*** Opening of Given records ***

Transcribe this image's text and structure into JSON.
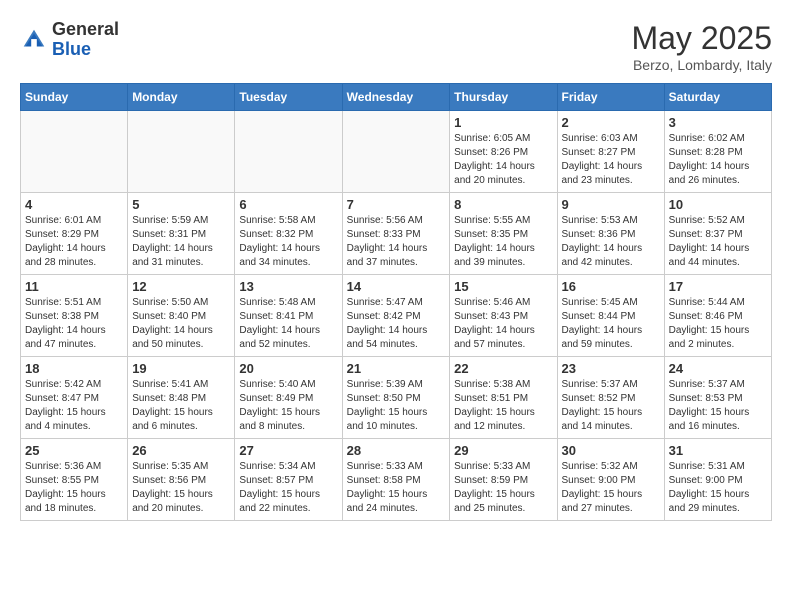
{
  "header": {
    "logo_line1": "General",
    "logo_line2": "Blue",
    "month": "May 2025",
    "location": "Berzo, Lombardy, Italy"
  },
  "weekdays": [
    "Sunday",
    "Monday",
    "Tuesday",
    "Wednesday",
    "Thursday",
    "Friday",
    "Saturday"
  ],
  "weeks": [
    [
      {
        "day": "",
        "info": ""
      },
      {
        "day": "",
        "info": ""
      },
      {
        "day": "",
        "info": ""
      },
      {
        "day": "",
        "info": ""
      },
      {
        "day": "1",
        "info": "Sunrise: 6:05 AM\nSunset: 8:26 PM\nDaylight: 14 hours\nand 20 minutes."
      },
      {
        "day": "2",
        "info": "Sunrise: 6:03 AM\nSunset: 8:27 PM\nDaylight: 14 hours\nand 23 minutes."
      },
      {
        "day": "3",
        "info": "Sunrise: 6:02 AM\nSunset: 8:28 PM\nDaylight: 14 hours\nand 26 minutes."
      }
    ],
    [
      {
        "day": "4",
        "info": "Sunrise: 6:01 AM\nSunset: 8:29 PM\nDaylight: 14 hours\nand 28 minutes."
      },
      {
        "day": "5",
        "info": "Sunrise: 5:59 AM\nSunset: 8:31 PM\nDaylight: 14 hours\nand 31 minutes."
      },
      {
        "day": "6",
        "info": "Sunrise: 5:58 AM\nSunset: 8:32 PM\nDaylight: 14 hours\nand 34 minutes."
      },
      {
        "day": "7",
        "info": "Sunrise: 5:56 AM\nSunset: 8:33 PM\nDaylight: 14 hours\nand 37 minutes."
      },
      {
        "day": "8",
        "info": "Sunrise: 5:55 AM\nSunset: 8:35 PM\nDaylight: 14 hours\nand 39 minutes."
      },
      {
        "day": "9",
        "info": "Sunrise: 5:53 AM\nSunset: 8:36 PM\nDaylight: 14 hours\nand 42 minutes."
      },
      {
        "day": "10",
        "info": "Sunrise: 5:52 AM\nSunset: 8:37 PM\nDaylight: 14 hours\nand 44 minutes."
      }
    ],
    [
      {
        "day": "11",
        "info": "Sunrise: 5:51 AM\nSunset: 8:38 PM\nDaylight: 14 hours\nand 47 minutes."
      },
      {
        "day": "12",
        "info": "Sunrise: 5:50 AM\nSunset: 8:40 PM\nDaylight: 14 hours\nand 50 minutes."
      },
      {
        "day": "13",
        "info": "Sunrise: 5:48 AM\nSunset: 8:41 PM\nDaylight: 14 hours\nand 52 minutes."
      },
      {
        "day": "14",
        "info": "Sunrise: 5:47 AM\nSunset: 8:42 PM\nDaylight: 14 hours\nand 54 minutes."
      },
      {
        "day": "15",
        "info": "Sunrise: 5:46 AM\nSunset: 8:43 PM\nDaylight: 14 hours\nand 57 minutes."
      },
      {
        "day": "16",
        "info": "Sunrise: 5:45 AM\nSunset: 8:44 PM\nDaylight: 14 hours\nand 59 minutes."
      },
      {
        "day": "17",
        "info": "Sunrise: 5:44 AM\nSunset: 8:46 PM\nDaylight: 15 hours\nand 2 minutes."
      }
    ],
    [
      {
        "day": "18",
        "info": "Sunrise: 5:42 AM\nSunset: 8:47 PM\nDaylight: 15 hours\nand 4 minutes."
      },
      {
        "day": "19",
        "info": "Sunrise: 5:41 AM\nSunset: 8:48 PM\nDaylight: 15 hours\nand 6 minutes."
      },
      {
        "day": "20",
        "info": "Sunrise: 5:40 AM\nSunset: 8:49 PM\nDaylight: 15 hours\nand 8 minutes."
      },
      {
        "day": "21",
        "info": "Sunrise: 5:39 AM\nSunset: 8:50 PM\nDaylight: 15 hours\nand 10 minutes."
      },
      {
        "day": "22",
        "info": "Sunrise: 5:38 AM\nSunset: 8:51 PM\nDaylight: 15 hours\nand 12 minutes."
      },
      {
        "day": "23",
        "info": "Sunrise: 5:37 AM\nSunset: 8:52 PM\nDaylight: 15 hours\nand 14 minutes."
      },
      {
        "day": "24",
        "info": "Sunrise: 5:37 AM\nSunset: 8:53 PM\nDaylight: 15 hours\nand 16 minutes."
      }
    ],
    [
      {
        "day": "25",
        "info": "Sunrise: 5:36 AM\nSunset: 8:55 PM\nDaylight: 15 hours\nand 18 minutes."
      },
      {
        "day": "26",
        "info": "Sunrise: 5:35 AM\nSunset: 8:56 PM\nDaylight: 15 hours\nand 20 minutes."
      },
      {
        "day": "27",
        "info": "Sunrise: 5:34 AM\nSunset: 8:57 PM\nDaylight: 15 hours\nand 22 minutes."
      },
      {
        "day": "28",
        "info": "Sunrise: 5:33 AM\nSunset: 8:58 PM\nDaylight: 15 hours\nand 24 minutes."
      },
      {
        "day": "29",
        "info": "Sunrise: 5:33 AM\nSunset: 8:59 PM\nDaylight: 15 hours\nand 25 minutes."
      },
      {
        "day": "30",
        "info": "Sunrise: 5:32 AM\nSunset: 9:00 PM\nDaylight: 15 hours\nand 27 minutes."
      },
      {
        "day": "31",
        "info": "Sunrise: 5:31 AM\nSunset: 9:00 PM\nDaylight: 15 hours\nand 29 minutes."
      }
    ]
  ]
}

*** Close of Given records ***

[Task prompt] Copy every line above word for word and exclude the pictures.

[Task result]
Transcribe this image's text and structure into JSON.
{
  "header": {
    "logo_line1": "General",
    "logo_line2": "Blue",
    "month": "May 2025",
    "location": "Berzo, Lombardy, Italy"
  },
  "weekdays": [
    "Sunday",
    "Monday",
    "Tuesday",
    "Wednesday",
    "Thursday",
    "Friday",
    "Saturday"
  ],
  "weeks": [
    [
      {
        "day": "",
        "info": ""
      },
      {
        "day": "",
        "info": ""
      },
      {
        "day": "",
        "info": ""
      },
      {
        "day": "",
        "info": ""
      },
      {
        "day": "1",
        "info": "Sunrise: 6:05 AM\nSunset: 8:26 PM\nDaylight: 14 hours\nand 20 minutes."
      },
      {
        "day": "2",
        "info": "Sunrise: 6:03 AM\nSunset: 8:27 PM\nDaylight: 14 hours\nand 23 minutes."
      },
      {
        "day": "3",
        "info": "Sunrise: 6:02 AM\nSunset: 8:28 PM\nDaylight: 14 hours\nand 26 minutes."
      }
    ],
    [
      {
        "day": "4",
        "info": "Sunrise: 6:01 AM\nSunset: 8:29 PM\nDaylight: 14 hours\nand 28 minutes."
      },
      {
        "day": "5",
        "info": "Sunrise: 5:59 AM\nSunset: 8:31 PM\nDaylight: 14 hours\nand 31 minutes."
      },
      {
        "day": "6",
        "info": "Sunrise: 5:58 AM\nSunset: 8:32 PM\nDaylight: 14 hours\nand 34 minutes."
      },
      {
        "day": "7",
        "info": "Sunrise: 5:56 AM\nSunset: 8:33 PM\nDaylight: 14 hours\nand 37 minutes."
      },
      {
        "day": "8",
        "info": "Sunrise: 5:55 AM\nSunset: 8:35 PM\nDaylight: 14 hours\nand 39 minutes."
      },
      {
        "day": "9",
        "info": "Sunrise: 5:53 AM\nSunset: 8:36 PM\nDaylight: 14 hours\nand 42 minutes."
      },
      {
        "day": "10",
        "info": "Sunrise: 5:52 AM\nSunset: 8:37 PM\nDaylight: 14 hours\nand 44 minutes."
      }
    ],
    [
      {
        "day": "11",
        "info": "Sunrise: 5:51 AM\nSunset: 8:38 PM\nDaylight: 14 hours\nand 47 minutes."
      },
      {
        "day": "12",
        "info": "Sunrise: 5:50 AM\nSunset: 8:40 PM\nDaylight: 14 hours\nand 50 minutes."
      },
      {
        "day": "13",
        "info": "Sunrise: 5:48 AM\nSunset: 8:41 PM\nDaylight: 14 hours\nand 52 minutes."
      },
      {
        "day": "14",
        "info": "Sunrise: 5:47 AM\nSunset: 8:42 PM\nDaylight: 14 hours\nand 54 minutes."
      },
      {
        "day": "15",
        "info": "Sunrise: 5:46 AM\nSunset: 8:43 PM\nDaylight: 14 hours\nand 57 minutes."
      },
      {
        "day": "16",
        "info": "Sunrise: 5:45 AM\nSunset: 8:44 PM\nDaylight: 14 hours\nand 59 minutes."
      },
      {
        "day": "17",
        "info": "Sunrise: 5:44 AM\nSunset: 8:46 PM\nDaylight: 15 hours\nand 2 minutes."
      }
    ],
    [
      {
        "day": "18",
        "info": "Sunrise: 5:42 AM\nSunset: 8:47 PM\nDaylight: 15 hours\nand 4 minutes."
      },
      {
        "day": "19",
        "info": "Sunrise: 5:41 AM\nSunset: 8:48 PM\nDaylight: 15 hours\nand 6 minutes."
      },
      {
        "day": "20",
        "info": "Sunrise: 5:40 AM\nSunset: 8:49 PM\nDaylight: 15 hours\nand 8 minutes."
      },
      {
        "day": "21",
        "info": "Sunrise: 5:39 AM\nSunset: 8:50 PM\nDaylight: 15 hours\nand 10 minutes."
      },
      {
        "day": "22",
        "info": "Sunrise: 5:38 AM\nSunset: 8:51 PM\nDaylight: 15 hours\nand 12 minutes."
      },
      {
        "day": "23",
        "info": "Sunrise: 5:37 AM\nSunset: 8:52 PM\nDaylight: 15 hours\nand 14 minutes."
      },
      {
        "day": "24",
        "info": "Sunrise: 5:37 AM\nSunset: 8:53 PM\nDaylight: 15 hours\nand 16 minutes."
      }
    ],
    [
      {
        "day": "25",
        "info": "Sunrise: 5:36 AM\nSunset: 8:55 PM\nDaylight: 15 hours\nand 18 minutes."
      },
      {
        "day": "26",
        "info": "Sunrise: 5:35 AM\nSunset: 8:56 PM\nDaylight: 15 hours\nand 20 minutes."
      },
      {
        "day": "27",
        "info": "Sunrise: 5:34 AM\nSunset: 8:57 PM\nDaylight: 15 hours\nand 22 minutes."
      },
      {
        "day": "28",
        "info": "Sunrise: 5:33 AM\nSunset: 8:58 PM\nDaylight: 15 hours\nand 24 minutes."
      },
      {
        "day": "29",
        "info": "Sunrise: 5:33 AM\nSunset: 8:59 PM\nDaylight: 15 hours\nand 25 minutes."
      },
      {
        "day": "30",
        "info": "Sunrise: 5:32 AM\nSunset: 9:00 PM\nDaylight: 15 hours\nand 27 minutes."
      },
      {
        "day": "31",
        "info": "Sunrise: 5:31 AM\nSunset: 9:00 PM\nDaylight: 15 hours\nand 29 minutes."
      }
    ]
  ]
}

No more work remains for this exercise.